In general, we had difficulties obtaining gender-disaggregated data on educational attainment and graduation at university level (tertiary level) from all the Nordic countries. In figures 50, 51 and 52 educational attainment by women across educational levels in maritime related education is shown for 2012, 2021 and changes from 2012-2021. It reveals that in 2012 the highest share of women in fisheries and maritime education on secondary and tertiary level were in Faroe Islands and Sweden. In 2021 the highest share was in Iceland, Greenland and Sweden. Over almost a decade the most significant increase of women in these types of education was in Iceland, Denmark and Sweden.
In Swedish occupational statistics (2012-2018), the gender ratio of marine biologists is high, with women accounting for 51% (SCB, 2012-2018). We also know that while the gender representation among staff on some of the natural science programmes at the University of Iceland that will recruit graduates to the marine sector (i.e. machine engineering) and the number of female students are rising compared to their male peers, while the vast majority of faculty members are male (University of Iceland, SENS, 2023). However, at the Arctic University Norway, in the College of Fisheries Science, where female students have outnumbered male students for many years (oral information), there is almost even gender representation among the administrative staff and faculty. (https://en.uit.no/enhet/nfh)
Figure 49. Share of women enrolled in marine studies across educational levels in the Nordic Region 2012.
Figure 50. Share of women enrolled in marine studies across educational levels in the Nordic Region 2021.
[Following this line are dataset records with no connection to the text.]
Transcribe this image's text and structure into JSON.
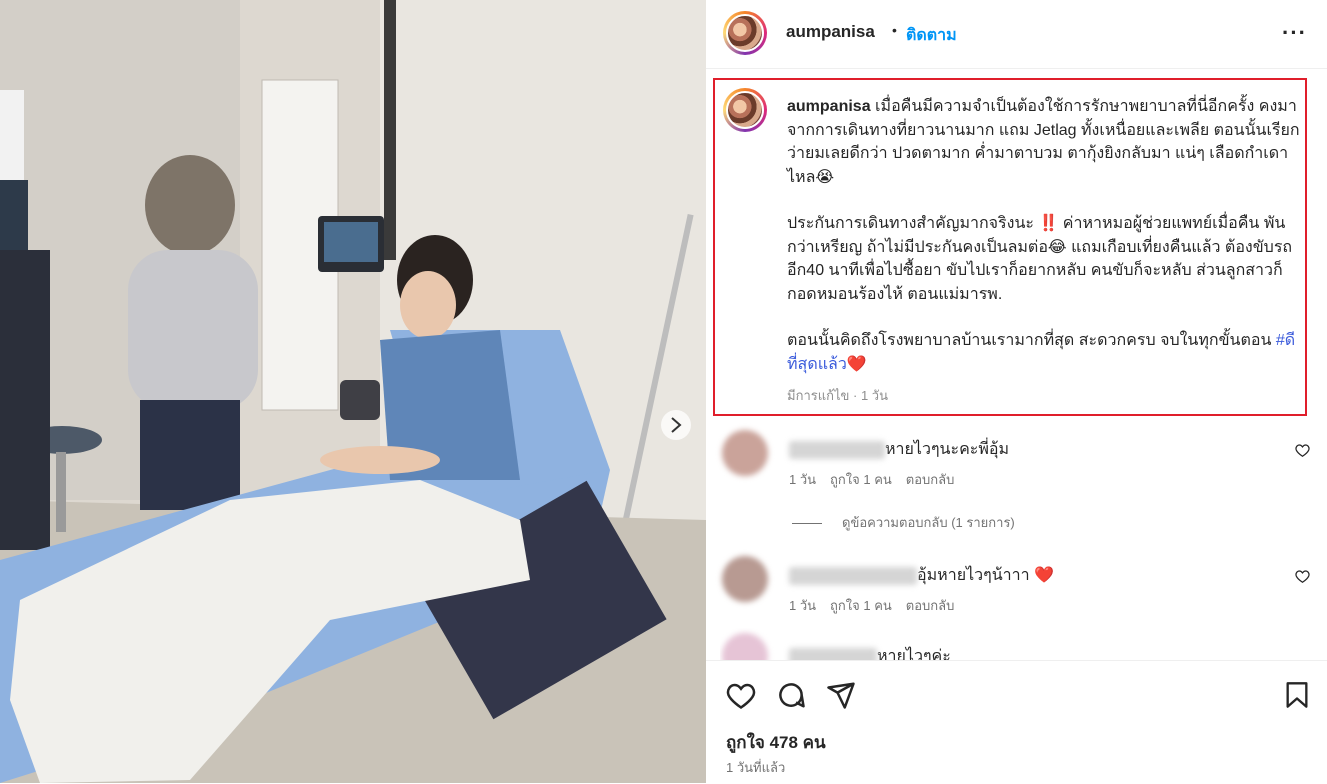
{
  "post": {
    "username": "aumpanisa",
    "dot": "•",
    "follow_label": "ติดตาม",
    "more_label": "···",
    "caption_username": "aumpanisa",
    "caption_p1": "เมื่อคืนมีความจำเป็นต้องใช้การรักษาพยาบาลที่นี่อีกครั้ง คงมาจากการเดินทางที่ยาวนานมาก แถม Jetlag ทั้งเหนื่อยและเพลีย ตอนนั้นเรียกว่ายมเลยดีกว่า ปวดตามาก ค่ำมาตาบวม ตากุ้งยิงกลับมา แน่ๆ เลือดกำเดาไหล😭",
    "caption_p2": "ประกันการเดินทางสำคัญมากจริงนะ ‼️ ค่าหาหมอผู้ช่วยแพทย์เมื่อคืน พันกว่าเหรียญ ถ้าไม่มีประกันคงเป็นลมต่อ😂 แถมเกือบเที่ยงคืนแล้ว ต้องขับรถอีก40 นาทีเพื่อไปซื้อยา ขับไปเราก็อยากหลับ คนขับก็จะหลับ ส่วนลูกสาวก็กอดหมอนร้องไห้ ตอนแม่มารพ.",
    "caption_p3": "ตอนนั้นคิดถึงโรงพยาบาลบ้านเรามากที่สุด สะดวกครบ จบในทุกขั้นตอน",
    "hashtag": "#ดีที่สุดแล้ว",
    "hashtag_emoji": "❤️",
    "caption_meta": "มีการแก้ไข · 1 วัน"
  },
  "comments": [
    {
      "text": "หายไวๆนะคะพี่อุ้ม",
      "time": "1 วัน",
      "likes": "ถูกใจ 1 คน",
      "reply": "ตอบกลับ"
    },
    {
      "text": "อุ้มหายไวๆน้าาา ❤️",
      "time": "1 วัน",
      "likes": "ถูกใจ 1 คน",
      "reply": "ตอบกลับ"
    },
    {
      "text": "หายไวๆค่ะ"
    }
  ],
  "view_replies": "ดูข้อความตอบกลับ (1 รายการ)",
  "footer": {
    "likes": "ถูกใจ 478 คน",
    "time": "1 วันที่แล้ว"
  },
  "colors": {
    "accent": "#0095f6",
    "highlight_border": "#e01e2b",
    "hashtag": "#3b5bdb",
    "bed_blue": "#8fb2e0"
  },
  "icons": [
    "chevron-right-icon",
    "more-icon",
    "heart-icon",
    "comment-icon",
    "share-icon",
    "bookmark-icon"
  ]
}
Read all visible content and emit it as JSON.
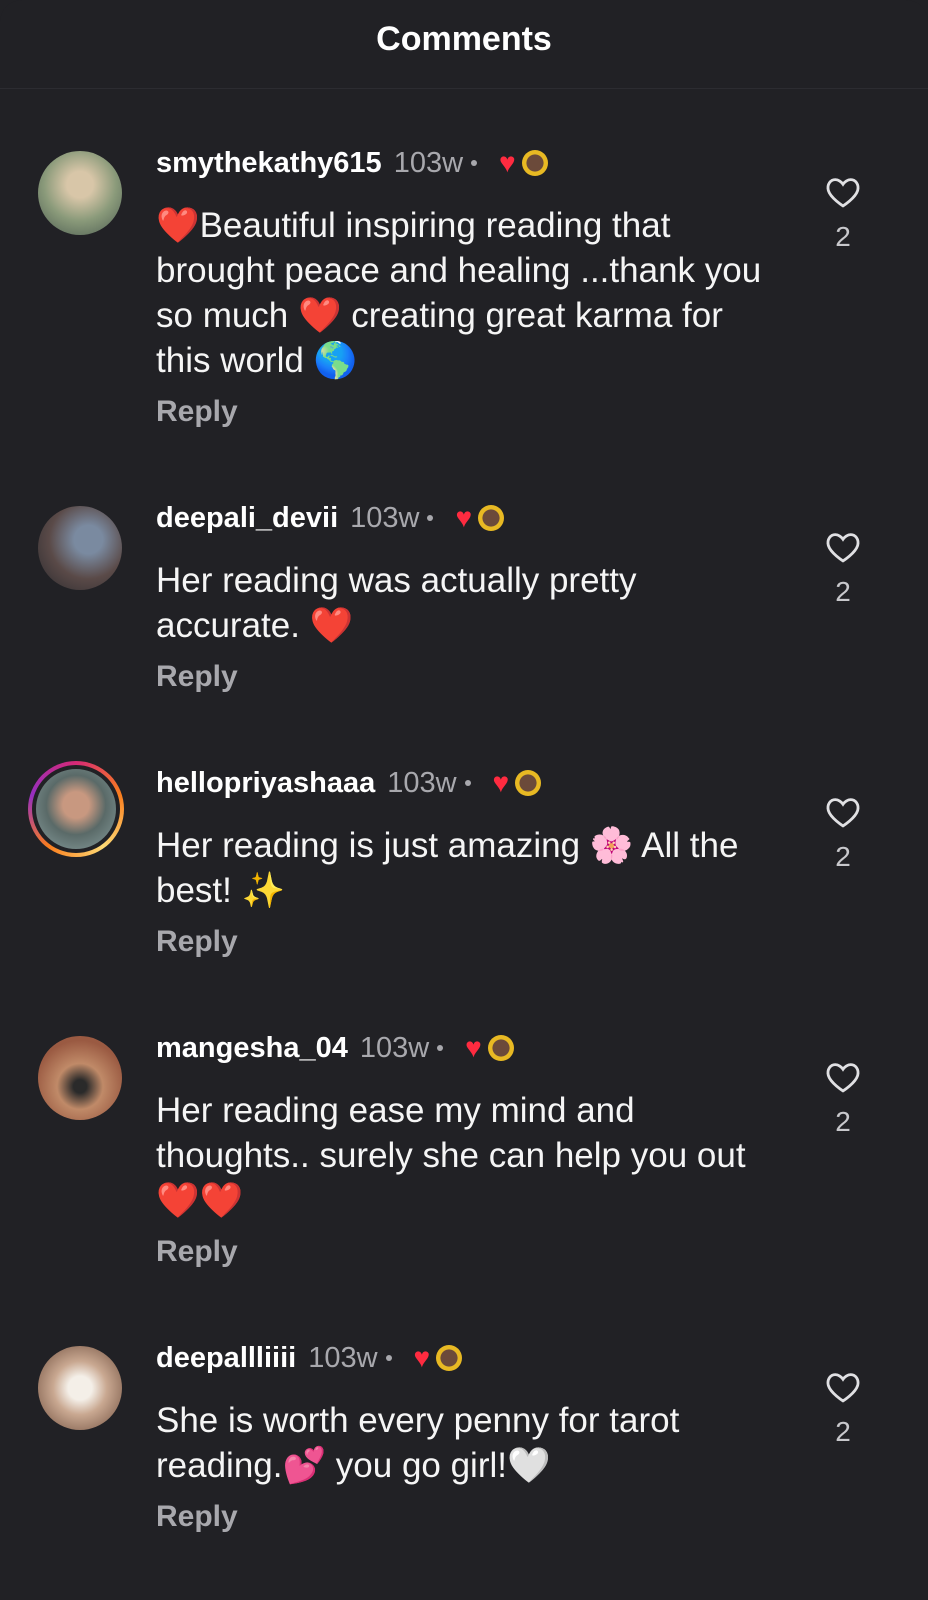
{
  "header": {
    "title": "Comments"
  },
  "comments": [
    {
      "user": "smythekathy615",
      "time": "103w",
      "text": "❤️Beautiful inspiring reading that brought peace and healing ...thank you so much ❤️ creating great karma for this world 🌎",
      "reply": "Reply",
      "likes": "2",
      "avatar_color": "#8a9a7a",
      "story_ring": false
    },
    {
      "user": "deepali_devii",
      "time": "103w",
      "text": "Her reading was actually pretty accurate. ❤️",
      "reply": "Reply",
      "likes": "2",
      "avatar_color": "#5a4a48",
      "story_ring": false
    },
    {
      "user": "hellopriyashaaa",
      "time": "103w",
      "text": "Her reading is just amazing 🌸 All the best! ✨",
      "reply": "Reply",
      "likes": "2",
      "avatar_color": "#7a8a88",
      "story_ring": true
    },
    {
      "user": "mangesha_04",
      "time": "103w",
      "text": "Her reading ease my mind and thoughts.. surely she can help you out ❤️❤️",
      "reply": "Reply",
      "likes": "2",
      "avatar_color": "#9a5a42",
      "story_ring": false
    },
    {
      "user": "deepallliiii",
      "time": "103w",
      "text": "She is worth every penny for tarot reading.💕 you go girl!🤍",
      "reply": "Reply",
      "likes": "2",
      "avatar_color": "#c9a891",
      "story_ring": false
    }
  ]
}
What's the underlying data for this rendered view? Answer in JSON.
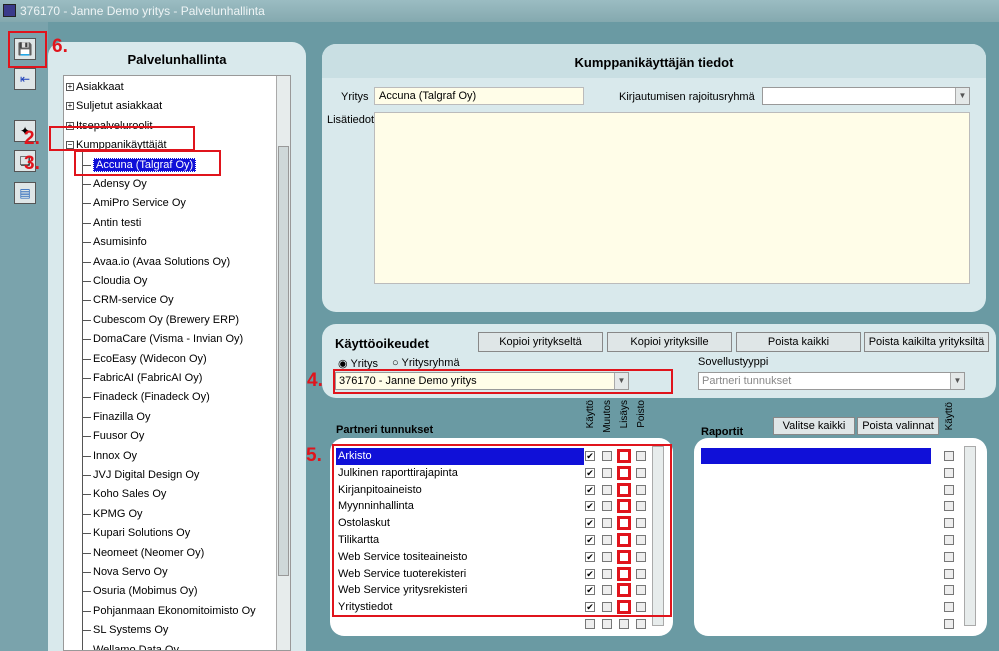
{
  "window": {
    "title": "376170 - Janne Demo yritys - Palvelunhallinta"
  },
  "left": {
    "title": "Palvelunhallinta",
    "top_nodes": [
      "Asiakkaat",
      "Suljetut asiakkaat",
      "Itsepalveluroolit",
      "Kumppanikäyttäjät"
    ],
    "partners": [
      "Accuna (Talgraf Oy)",
      "Adensy Oy",
      "AmiPro Service Oy",
      "Antin testi",
      "Asumisinfo",
      "Avaa.io (Avaa Solutions Oy)",
      "Cloudia Oy",
      "CRM-service Oy",
      "Cubescom Oy (Brewery ERP)",
      "DomaCare (Visma - Invian Oy)",
      "EcoEasy (Widecon Oy)",
      "FabricAI (FabricAI Oy)",
      "Finadeck (Finadeck Oy)",
      "Finazilla Oy",
      "Fuusor Oy",
      "Innox Oy",
      "JVJ Digital Design Oy",
      "Koho Sales Oy",
      "KPMG Oy",
      "Kupari Solutions Oy",
      "Neomeet (Neomer Oy)",
      "Nova Servo Oy",
      "Osuria (Mobimus Oy)",
      "Pohjanmaan Ekonomitoimisto Oy",
      "SL Systems Oy",
      "Wellamo Data Oy"
    ]
  },
  "info": {
    "header": "Kumppanikäyttäjän tiedot",
    "company_label": "Yritys",
    "company_value": "Accuna (Talgraf Oy)",
    "login_group_label": "Kirjautumisen rajoitusryhmä",
    "notes_label": "Lisätiedot"
  },
  "rights": {
    "title": "Käyttöoikeudet",
    "buttons": [
      "Kopioi yritykseltä",
      "Kopioi yrityksille",
      "Poista kaikki",
      "Poista kaikilta yrityksiltä"
    ],
    "radio_company": "Yritys",
    "radio_group": "Yritysryhmä",
    "company_select": "376170 - Janne Demo yritys",
    "app_type_label": "Sovellustyyppi",
    "app_type_value": "Partneri tunnukset"
  },
  "partner_list": {
    "title": "Partneri tunnukset",
    "col_headers": [
      "Käyttö",
      "Muutos",
      "Lisäys",
      "Poisto"
    ],
    "rows": [
      "Arkisto",
      "Julkinen raporttirajapinta",
      "Kirjanpitoaineisto",
      "Myynninhallinta",
      "Ostolaskut",
      "Tilikartta",
      "Web Service tositeaineisto",
      "Web Service tuoterekisteri",
      "Web Service yritysrekisteri",
      "Yritystiedot"
    ]
  },
  "reports": {
    "title": "Raportit",
    "select_all": "Valitse kaikki",
    "clear": "Poista valinnat",
    "col_header": "Käyttö"
  },
  "annotations": [
    "6.",
    "2.",
    "3.",
    "4.",
    "5."
  ]
}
Figure 51. Development of women in fishing and marine studies in the Nordic Region 2012-2021.